Surfing in the Sixties
The book to be published by New Holland Publishers captures through photography the feeling of being a surfer in the early to mid-1960s, an era that has become known as the golden age of surfing. Hard cover and 320 pages of photos and stories from four pioneering photographers Barrie Sutherland, Bob Weeks, John Pennings and Mal Sutherland.
Chapters include: The Malibu era, On the beach, Beach Fashion, Lifestyle, Surf Lifesaving, Competitions, Surfmobiles, The shortboard revolution, Pop culture, Favourite places
The book is available now from our retail section and costs $55.00. Perfect Christmas present and a must have for collectors.
Contrasted with this era when the whole planet goes surfing, in Australia in the sixties, riding a surfboard was the exclusive domain of either the very poor, or the wealthy. Why? Because they were the only ones who had the time to master this new and difficult sport. Consequently, many of us chose the poverty path, throwing our fate to the winds, rejecting the post-war consumerism and the suburban, Saturday Evening Post dream. We just went surfing, with no thought to tomorrow.
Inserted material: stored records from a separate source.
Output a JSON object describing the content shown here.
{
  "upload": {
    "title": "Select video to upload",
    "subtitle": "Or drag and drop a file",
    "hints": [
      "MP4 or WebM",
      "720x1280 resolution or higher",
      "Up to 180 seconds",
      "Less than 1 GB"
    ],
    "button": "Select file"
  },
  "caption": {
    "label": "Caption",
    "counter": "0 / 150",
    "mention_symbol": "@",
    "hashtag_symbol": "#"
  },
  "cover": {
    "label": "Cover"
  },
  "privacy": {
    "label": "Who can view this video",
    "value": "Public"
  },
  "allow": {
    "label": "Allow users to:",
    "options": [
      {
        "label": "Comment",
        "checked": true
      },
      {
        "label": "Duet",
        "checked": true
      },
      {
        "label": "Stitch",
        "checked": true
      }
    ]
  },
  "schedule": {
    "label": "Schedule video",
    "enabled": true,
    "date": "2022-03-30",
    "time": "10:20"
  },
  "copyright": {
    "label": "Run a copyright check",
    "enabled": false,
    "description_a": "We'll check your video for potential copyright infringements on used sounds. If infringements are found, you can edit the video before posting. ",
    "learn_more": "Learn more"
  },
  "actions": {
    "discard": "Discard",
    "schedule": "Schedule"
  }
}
Consequently, our cars were old jalopies crammed with bodies and boards, to share the petrol pennies around. Our wardrobe was goodwill – and sparse. At one stage I had one pair of shorts I surfed in, slept in, and shaped surfboards in. Our diet was high on cheap carbs (fresh bread and bananas) and low on style. Alcohol was pretty much in excess, but only once or twice a week. Pub nights happened when we could afford it. No drugs. Our dreams were of next day’s surf, which meant five or six hours of paddling, take-offs, speed trim thrills, and attempting new manoeuvres as they were developed. We made better and better boards as our skill level quickly increased.
Hunting for new surf spots was a major part of our culture, both alongAustralia’s massive coastline, and soon broadening out to our surrounding lands like New Zealand and Indonesia. We were penniless, but mobile.We surfers of the era, and you the reader of today, are so fortunatethat a few guys had cameras, and a talent for capturing the essence ofa situation. Bob Weeks hung out with the tribe from southern Sydney;Mal Sutherland the warm Queensland crew; Victoria was Barrie Sutherland’sbeat; and John Pennings covered Sydney’s northside. Together theycovered the original tribal territories of the Aussie surfers of the sixties.What an era! What a fine portrayal is captured on these pages!The era has passed but the adventurous spirit and sheer joy of surfingthat shines through these great photographers work lives on for ourpleasure!
Bob McTavish, Byron Bay, Australia